“During their 16 years in power, the SNP have run our NHS into the ground, creating more hurdles for Scots to jump over in order to access vital healthcare.
“Wait times for A&E, operations and appointments have soared due to ministers’ dire workforce planning, and now even a call to NHS 24 is a challenge.
“Scots deserve a health service that is easy to access and doesn’t come with lengthy wait times attached – one that is modern, efficient and local.”
A spokesperson for NHS 24 responded: “As with the rest of the NHS in Scotland, NHS 24 experienced significant demand for its services during the early months of 2023 due to winter pressures.
“NHS 24’s 111-service also experiences high demand during public holidays, such as Easter and the May bank holidays. During these temporary increases in demand the public may, at times, experience a longer wait time for their call to be answered.
“When calling 111 people hear a message which helps them find the right care, in the right place quickly and easily. This means some callers choose to end their call to 111 such as, for example, in the case of an emergency, when callers are advised to dial 999.
“NHS 24 also advises people that they may be able to get help from other sources of care and advice, such as their local pharmacy, or via our symptom checkers on NHSinform.scot or the NHS 24 Online app.
“NHS 24 is constantly improving its services and continues to recruit extra frontline staff to answer every call as quickly as possible, and to continue to provide safe and effective care to patients across Scotland 24/7.”
A Scottish Government spokesperson added: “NHS 24 continues to work hard to ensure calls to its 111 service are answered as quickly and safely as possible.
“The Scottish Government increased NHS 24’s funding last year by over £20 million for additional recruitment and the addition of a new call centres in Dundee and Glasgow. We will continue to invest in the service as it continues to expand both its services and workforce.

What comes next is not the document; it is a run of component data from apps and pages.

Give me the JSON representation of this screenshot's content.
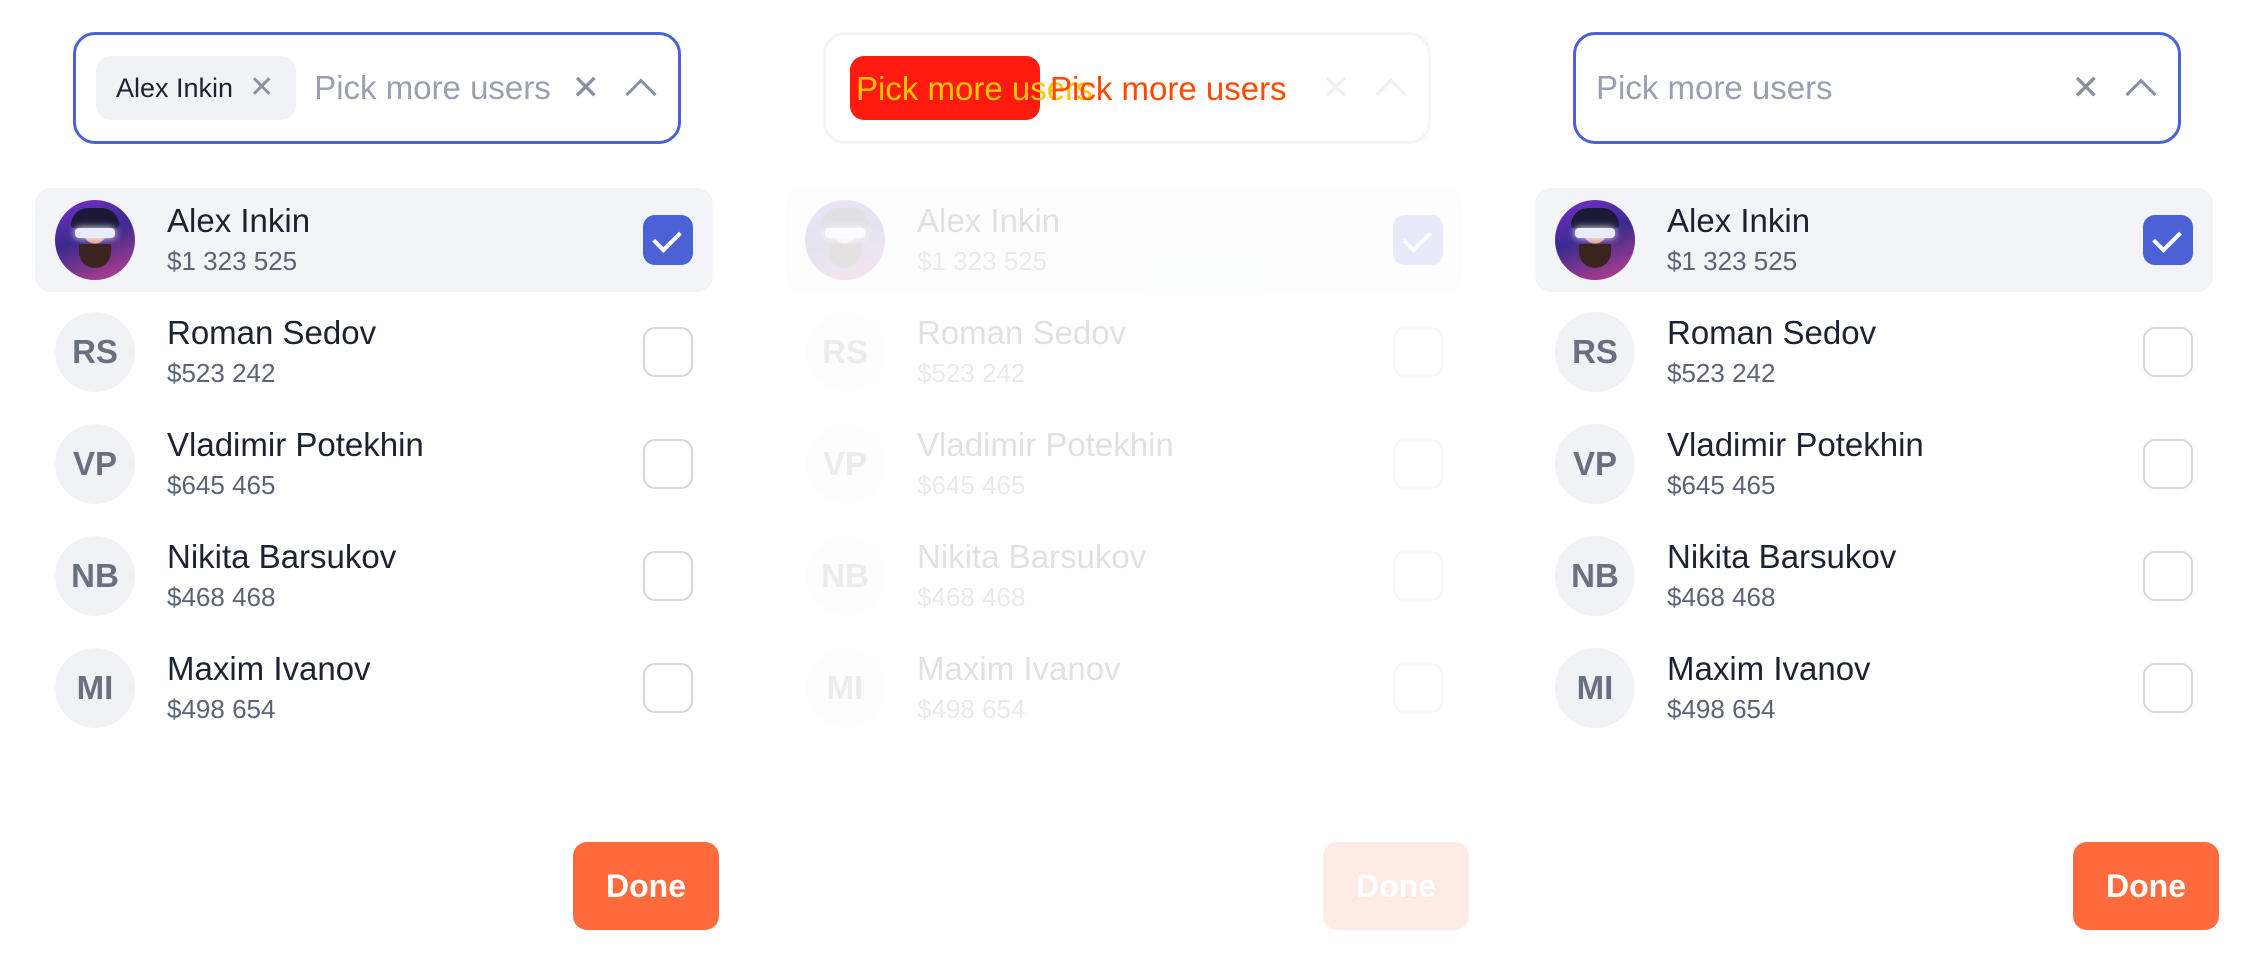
{
  "panels": [
    {
      "chip_label": "Alex Inkin",
      "placeholder": "Pick more users",
      "users": [
        {
          "name": "Alex Inkin",
          "amount": "$1 323 525",
          "initials": "",
          "checked": true
        },
        {
          "name": "Roman Sedov",
          "amount": "$523 242",
          "initials": "RS",
          "checked": false
        },
        {
          "name": "Vladimir Potekhin",
          "amount": "$645 465",
          "initials": "VP",
          "checked": false
        },
        {
          "name": "Nikita Barsukov",
          "amount": "$468 468",
          "initials": "NB",
          "checked": false
        },
        {
          "name": "Maxim Ivanov",
          "amount": "$498 654",
          "initials": "MI",
          "checked": false
        }
      ],
      "done_label": "Done"
    },
    {
      "placeholder": "Pick more users",
      "users": [
        {
          "name": "Alex Inkin",
          "amount": "$1 323 525",
          "initials": "",
          "checked": true
        },
        {
          "name": "Roman Sedov",
          "amount": "$523 242",
          "initials": "RS",
          "checked": false
        },
        {
          "name": "Vladimir Potekhin",
          "amount": "$645 465",
          "initials": "VP",
          "checked": false
        },
        {
          "name": "Nikita Barsukov",
          "amount": "$468 468",
          "initials": "NB",
          "checked": false
        },
        {
          "name": "Maxim Ivanov",
          "amount": "$498 654",
          "initials": "MI",
          "checked": false
        }
      ],
      "done_label": "Done"
    },
    {
      "placeholder": "Pick more users",
      "users": [
        {
          "name": "Alex Inkin",
          "amount": "$1 323 525",
          "initials": "",
          "checked": true
        },
        {
          "name": "Roman Sedov",
          "amount": "$523 242",
          "initials": "RS",
          "checked": false
        },
        {
          "name": "Vladimir Potekhin",
          "amount": "$645 465",
          "initials": "VP",
          "checked": false
        },
        {
          "name": "Nikita Barsukov",
          "amount": "$468 468",
          "initials": "NB",
          "checked": false
        },
        {
          "name": "Maxim Ivanov",
          "amount": "$498 654",
          "initials": "MI",
          "checked": false
        }
      ],
      "done_label": "Done"
    }
  ],
  "glitch": {
    "text_a": "Pick more users",
    "text_b": "Pick more users"
  },
  "icons": {
    "clear": "close-icon",
    "collapse": "chevron-up-icon",
    "check": "check-icon"
  },
  "colors": {
    "accent": "#4a62d6",
    "done": "#ff6b3d",
    "glitch_red": "#ff1a0f",
    "glitch_yellow": "#ffc400"
  }
}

“For context, NHS England’s equivalent 111 service dropped almost 3.7 million calls last year, which is per head of population around 19% higher in England than the rate identified for Scotland in this release.
“In addition the average NHS 111 waiting time in England last year was 25 minutes – nearly double the length identified in this release for Scotland.”